=== Dataset entries ===

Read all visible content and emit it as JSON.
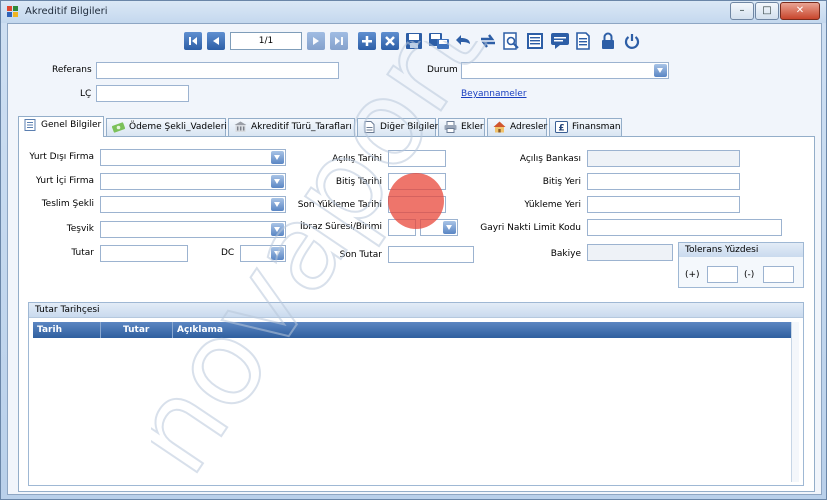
{
  "window": {
    "title": "Akreditif Bilgileri",
    "controls": {
      "minimize": "–",
      "maximize": "□",
      "close": "✕"
    }
  },
  "toolbar": {
    "pager_value": "1/1"
  },
  "header": {
    "referans_label": "Referans",
    "referans_value": "",
    "lc_label": "LÇ",
    "lc_value": "",
    "durum_label": "Durum",
    "durum_value": "",
    "beyanname_link": "Beyannameler"
  },
  "tabs": [
    {
      "label": "Genel Bilgiler",
      "icon": "document-icon"
    },
    {
      "label": "Ödeme Şekli_Vadeleri",
      "icon": "money-icon"
    },
    {
      "label": "Akreditif Türü_Tarafları",
      "icon": "building-icon"
    },
    {
      "label": "Diğer Bilgiler",
      "icon": "page-icon"
    },
    {
      "label": "Ekler",
      "icon": "printer-icon"
    },
    {
      "label": "Adresler",
      "icon": "house-icon"
    },
    {
      "label": "Finansman",
      "icon": "pound-icon"
    }
  ],
  "form": {
    "yurt_disi_firma": "Yurt Dışı Firma",
    "yurt_ici_firma": "Yurt İçi Firma",
    "teslim_sekli": "Teslim Şekli",
    "tesvik": "Teşvik",
    "tutar": "Tutar",
    "dc": "DC",
    "acilis_tarihi": "Açılış Tarihi",
    "bitis_tarihi": "Bitiş Tarihi",
    "son_yukleme_tarihi": "Son Yükleme Tarihi",
    "ibraz_suresi": "İbraz Süresi/Birimi",
    "son_tutar": "Son Tutar",
    "acilis_bankasi": "Açılış Bankası",
    "bitis_yeri": "Bitiş Yeri",
    "yukleme_yeri": "Yükleme Yeri",
    "gayri_nakti_limit_kodu": "Gayri Nakti Limit Kodu",
    "bakiye": "Bakiye"
  },
  "tolerans": {
    "title": "Tolerans Yüzdesi",
    "plus_label": "(+)",
    "minus_label": "(-)"
  },
  "history": {
    "title": "Tutar Tarihçesi",
    "columns": [
      "Tarih",
      "Tutar",
      "Açıklama"
    ]
  },
  "watermark": {
    "text": "novaportus"
  },
  "colors": {
    "accent": "#2d5ea6",
    "link": "#1a3fc0",
    "panel": "#ffffff",
    "watermark_dot": "#e8473a"
  }
}
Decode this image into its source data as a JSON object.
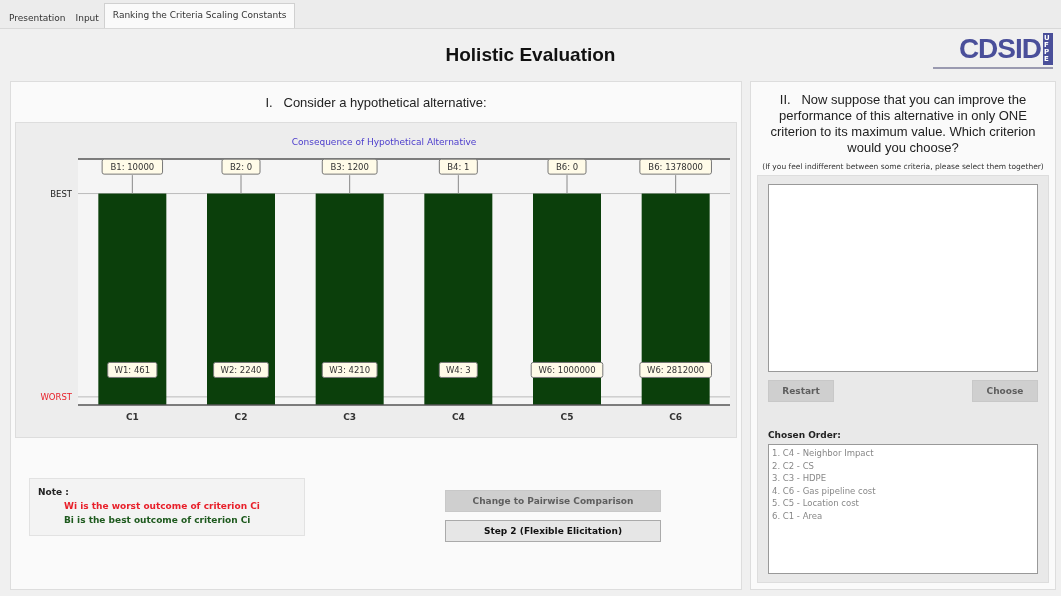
{
  "tabs": [
    {
      "label": "Presentation",
      "selected": false
    },
    {
      "label": "Input",
      "selected": false
    },
    {
      "label": "Ranking the Criteria Scaling Constants",
      "selected": true
    }
  ],
  "title": "Holistic Evaluation",
  "logo": {
    "text": "CDSID",
    "side": "UFPE"
  },
  "left_panel": {
    "heading": "I.   Consider a hypothetical alternative:",
    "chart": {
      "title": "Consequence of Hypothetical Alternative",
      "best_label": "BEST",
      "worst_label": "WORST",
      "criteria": [
        {
          "label": "C1",
          "best": "B1: 10000",
          "worst": "W1: 461"
        },
        {
          "label": "C2",
          "best": "B2: 0",
          "worst": "W2: 2240"
        },
        {
          "label": "C3",
          "best": "B3: 1200",
          "worst": "W3: 4210"
        },
        {
          "label": "C4",
          "best": "B4: 1",
          "worst": "W4: 3"
        },
        {
          "label": "C5",
          "best": "B6: 0",
          "worst": "W6: 1000000"
        },
        {
          "label": "C6",
          "best": "B6: 1378000",
          "worst": "W6: 2812000"
        }
      ]
    },
    "note": {
      "label": "Note :",
      "lines": [
        {
          "text": "Wi is the worst outcome of criterion Ci",
          "color": "#e8202a"
        },
        {
          "text": "Bi is the best outcome of criterion Ci",
          "color": "#1e5a1e"
        }
      ]
    },
    "buttons": [
      {
        "label": "Change to Pairwise Comparison",
        "disabled": true
      },
      {
        "label": "Step 2 (Flexible Elicitation)",
        "disabled": false
      }
    ]
  },
  "right_panel": {
    "heading": "II.   Now suppose that you can improve the performance of this alternative in only ONE criterion to its maximum value. Which criterion would you choose?",
    "hint": "(If you feel indifferent between some criteria, please select them together)",
    "buttons": [
      {
        "label": "Restart",
        "disabled": true
      },
      {
        "label": "Choose",
        "disabled": true
      }
    ],
    "order_label": "Chosen Order:",
    "chosen_order": [
      "1. C4 - Neighbor Impact",
      "2. C2 - CS",
      "3. C3 - HDPE",
      "4. C6 - Gas pipeline cost",
      "5. C5 - Location cost",
      "6. C1 - Area"
    ]
  }
}
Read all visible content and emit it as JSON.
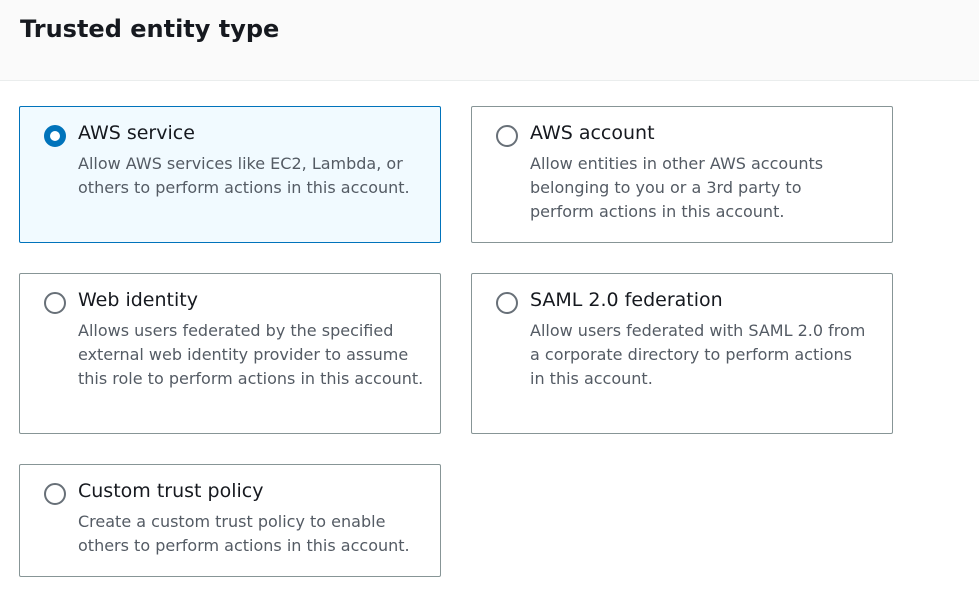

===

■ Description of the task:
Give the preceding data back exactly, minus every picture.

■ Response below:
Read all visible content and emit it as JSON.
{
  "window": {
    "title": "Akreditif Bilgileri",
    "controls": {
      "minimize": "–",
      "maximize": "□",
      "close": "✕"
    }
  },
  "toolbar": {
    "pager_value": "1/1"
  },
  "header": {
    "referans_label": "Referans",
    "referans_value": "",
    "lc_label": "LÇ",
    "lc_value": "",
    "durum_label": "Durum",
    "durum_value": "",
    "beyanname_link": "Beyannameler"
  },
  "tabs": [
    {
      "label": "Genel Bilgiler",
      "icon": "document-icon"
    },
    {
      "label": "Ödeme Şekli_Vadeleri",
      "icon": "money-icon"
    },
    {
      "label": "Akreditif Türü_Tarafları",
      "icon": "building-icon"
    },
    {
      "label": "Diğer Bilgiler",
      "icon": "page-icon"
    },
    {
      "label": "Ekler",
      "icon": "printer-icon"
    },
    {
      "label": "Adresler",
      "icon": "house-icon"
    },
    {
      "label": "Finansman",
      "icon": "pound-icon"
    }
  ],
  "form": {
    "yurt_disi_firma": "Yurt Dışı Firma",
    "yurt_ici_firma": "Yurt İçi Firma",
    "teslim_sekli": "Teslim Şekli",
    "tesvik": "Teşvik",
    "tutar": "Tutar",
    "dc": "DC",
    "acilis_tarihi": "Açılış Tarihi",
    "bitis_tarihi": "Bitiş Tarihi",
    "son_yukleme_tarihi": "Son Yükleme Tarihi",
    "ibraz_suresi": "İbraz Süresi/Birimi",
    "son_tutar": "Son Tutar",
    "acilis_bankasi": "Açılış Bankası",
    "bitis_yeri": "Bitiş Yeri",
    "yukleme_yeri": "Yükleme Yeri",
    "gayri_nakti_limit_kodu": "Gayri Nakti Limit Kodu",
    "bakiye": "Bakiye"
  },
  "tolerans": {
    "title": "Tolerans Yüzdesi",
    "plus_label": "(+)",
    "minus_label": "(-)"
  },
  "history": {
    "title": "Tutar Tarihçesi",
    "columns": [
      "Tarih",
      "Tutar",
      "Açıklama"
    ]
  },
  "watermark": {
    "text": "novaportus"
  },
  "colors": {
    "accent": "#2d5ea6",
    "link": "#1a3fc0",
    "panel": "#ffffff",
    "watermark_dot": "#e8473a"
  }
}
Decode this image into its source data as a JSON object.
{
  "tabs": [
    {
      "label": "Presentation",
      "selected": false
    },
    {
      "label": "Input",
      "selected": false
    },
    {
      "label": "Ranking the Criteria Scaling Constants",
      "selected": true
    }
  ],
  "title": "Holistic Evaluation",
  "logo": {
    "text": "CDSID",
    "side": "UFPE"
  },
  "left_panel": {
    "heading": "I.   Consider a hypothetical alternative:",
    "chart": {
      "title": "Consequence of Hypothetical Alternative",
      "best_label": "BEST",
      "worst_label": "WORST",
      "criteria": [
        {
          "label": "C1",
          "best": "B1: 10000",
          "worst": "W1: 461"
        },
        {
          "label": "C2",
          "best": "B2: 0",
          "worst": "W2: 2240"
        },
        {
          "label": "C3",
          "best": "B3: 1200",
          "worst": "W3: 4210"
        },
        {
          "label": "C4",
          "best": "B4: 1",
          "worst": "W4: 3"
        },
        {
          "label": "C5",
          "best": "B6: 0",
          "worst": "W6: 1000000"
        },
        {
          "label": "C6",
          "best": "B6: 1378000",
          "worst": "W6: 2812000"
        }
      ]
    },
    "note": {
      "label": "Note :",
      "lines": [
        {
          "text": "Wi is the worst outcome of criterion Ci",
          "color": "#e8202a"
        },
        {
          "text": "Bi is the best outcome of criterion Ci",
          "color": "#1e5a1e"
        }
      ]
    },
    "buttons": [
      {
        "label": "Change to Pairwise Comparison",
        "disabled": true
      },
      {
        "label": "Step 2 (Flexible Elicitation)",
        "disabled": false
      }
    ]
  },
  "right_panel": {
    "heading": "II.   Now suppose that you can improve the performance of this alternative in only ONE criterion to its maximum value. Which criterion would you choose?",
    "hint": "(If you feel indifferent between some criteria, please select them together)",
    "buttons": [
      {
        "label": "Restart",
        "disabled": true
      },
      {
        "label": "Choose",
        "disabled": true
      }
    ],
    "order_label": "Chosen Order:",
    "chosen_order": [
      "1. C4 - Neighbor Impact",
      "2. C2 - CS",
      "3. C3 - HDPE",
      "4. C6 - Gas pipeline cost",
      "5. C5 - Location cost",
      "6. C1 - Area"
    ]
  }
}
Read all visible content and emit it as JSON.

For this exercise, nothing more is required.